Could you set down every record exactly as it appears?

**The records:**
□ □ □ □ □
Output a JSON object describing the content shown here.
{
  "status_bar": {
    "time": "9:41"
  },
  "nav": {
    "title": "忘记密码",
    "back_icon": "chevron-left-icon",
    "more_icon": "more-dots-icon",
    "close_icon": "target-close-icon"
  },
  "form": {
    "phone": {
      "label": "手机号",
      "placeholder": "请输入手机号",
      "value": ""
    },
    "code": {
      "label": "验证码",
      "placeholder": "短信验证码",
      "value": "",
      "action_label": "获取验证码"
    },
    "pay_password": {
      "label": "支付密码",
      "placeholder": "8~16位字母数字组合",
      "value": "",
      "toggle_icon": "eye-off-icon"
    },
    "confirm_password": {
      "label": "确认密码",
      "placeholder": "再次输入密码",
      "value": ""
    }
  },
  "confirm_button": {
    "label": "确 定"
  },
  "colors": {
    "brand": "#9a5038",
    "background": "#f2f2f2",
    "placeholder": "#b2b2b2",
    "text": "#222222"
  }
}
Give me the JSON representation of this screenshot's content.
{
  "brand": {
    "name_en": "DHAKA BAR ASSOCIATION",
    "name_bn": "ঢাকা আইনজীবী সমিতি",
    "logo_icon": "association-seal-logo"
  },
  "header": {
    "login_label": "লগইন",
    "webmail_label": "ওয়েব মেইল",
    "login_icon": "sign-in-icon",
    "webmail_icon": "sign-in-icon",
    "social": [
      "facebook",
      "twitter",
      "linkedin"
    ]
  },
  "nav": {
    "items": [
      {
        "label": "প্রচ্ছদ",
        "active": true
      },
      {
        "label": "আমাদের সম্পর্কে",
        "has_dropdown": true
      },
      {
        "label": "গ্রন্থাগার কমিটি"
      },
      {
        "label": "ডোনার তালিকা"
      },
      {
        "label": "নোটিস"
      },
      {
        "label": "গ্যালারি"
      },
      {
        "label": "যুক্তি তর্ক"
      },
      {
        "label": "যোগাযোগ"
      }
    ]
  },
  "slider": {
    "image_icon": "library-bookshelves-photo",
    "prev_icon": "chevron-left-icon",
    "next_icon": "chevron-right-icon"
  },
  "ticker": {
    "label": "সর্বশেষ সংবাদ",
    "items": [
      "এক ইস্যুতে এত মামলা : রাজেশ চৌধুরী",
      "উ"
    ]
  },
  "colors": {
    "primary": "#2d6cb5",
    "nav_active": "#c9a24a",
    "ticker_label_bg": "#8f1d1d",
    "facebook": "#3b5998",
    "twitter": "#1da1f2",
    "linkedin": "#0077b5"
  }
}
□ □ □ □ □
**Answer box:**
Output a JSON object describing the content shown here.
{
  "status_bar": {
    "time": "9:41"
  },
  "nav": {
    "title": "忘记密码",
    "back_icon": "chevron-left-icon",
    "more_icon": "more-dots-icon",
    "close_icon": "target-close-icon"
  },
  "form": {
    "phone": {
      "label": "手机号",
      "placeholder": "请输入手机号",
      "value": ""
    },
    "code": {
      "label": "验证码",
      "placeholder": "短信验证码",
      "value": "",
      "action_label": "获取验证码"
    },
    "pay_password": {
      "label": "支付密码",
      "placeholder": "8~16位字母数字组合",
      "value": "",
      "toggle_icon": "eye-off-icon"
    },
    "confirm_password": {
      "label": "确认密码",
      "placeholder": "再次输入密码",
      "value": ""
    }
  },
  "confirm_button": {
    "label": "确 定"
  },
  "colors": {
    "brand": "#9a5038",
    "background": "#f2f2f2",
    "placeholder": "#b2b2b2",
    "text": "#222222"
  }
}
Give me the JSON representation of this screenshot's content.
{
  "brand": {
    "name_en": "DHAKA BAR ASSOCIATION",
    "name_bn": "ঢাকা আইনজীবী সমিতি",
    "logo_icon": "association-seal-logo"
  },
  "header": {
    "login_label": "লগইন",
    "webmail_label": "ওয়েব মেইল",
    "login_icon": "sign-in-icon",
    "webmail_icon": "sign-in-icon",
    "social": [
      "facebook",
      "twitter",
      "linkedin"
    ]
  },
  "nav": {
    "items": [
      {
        "label": "প্রচ্ছদ",
        "active": true
      },
      {
        "label": "আমাদের সম্পর্কে",
        "has_dropdown": true
      },
      {
        "label": "গ্রন্থাগার কমিটি"
      },
      {
        "label": "ডোনার তালিকা"
      },
      {
        "label": "নোটিস"
      },
      {
        "label": "গ্যালারি"
      },
      {
        "label": "যুক্তি তর্ক"
      },
      {
        "label": "যোগাযোগ"
      }
    ]
  },
  "slider": {
    "image_icon": "library-bookshelves-photo",
    "prev_icon": "chevron-left-icon",
    "next_icon": "chevron-right-icon"
  },
  "ticker": {
    "label": "সর্বশেষ সংবাদ",
    "items": [
      "এক ইস্যুতে এত মামলা : রাজেশ চৌধুরী",
      "উ"
    ]
  },
  "colors": {
    "primary": "#2d6cb5",
    "nav_active": "#c9a24a",
    "ticker_label_bg": "#8f1d1d",
    "facebook": "#3b5998",
    "twitter": "#1da1f2",
    "linkedin": "#0077b5"
  }
}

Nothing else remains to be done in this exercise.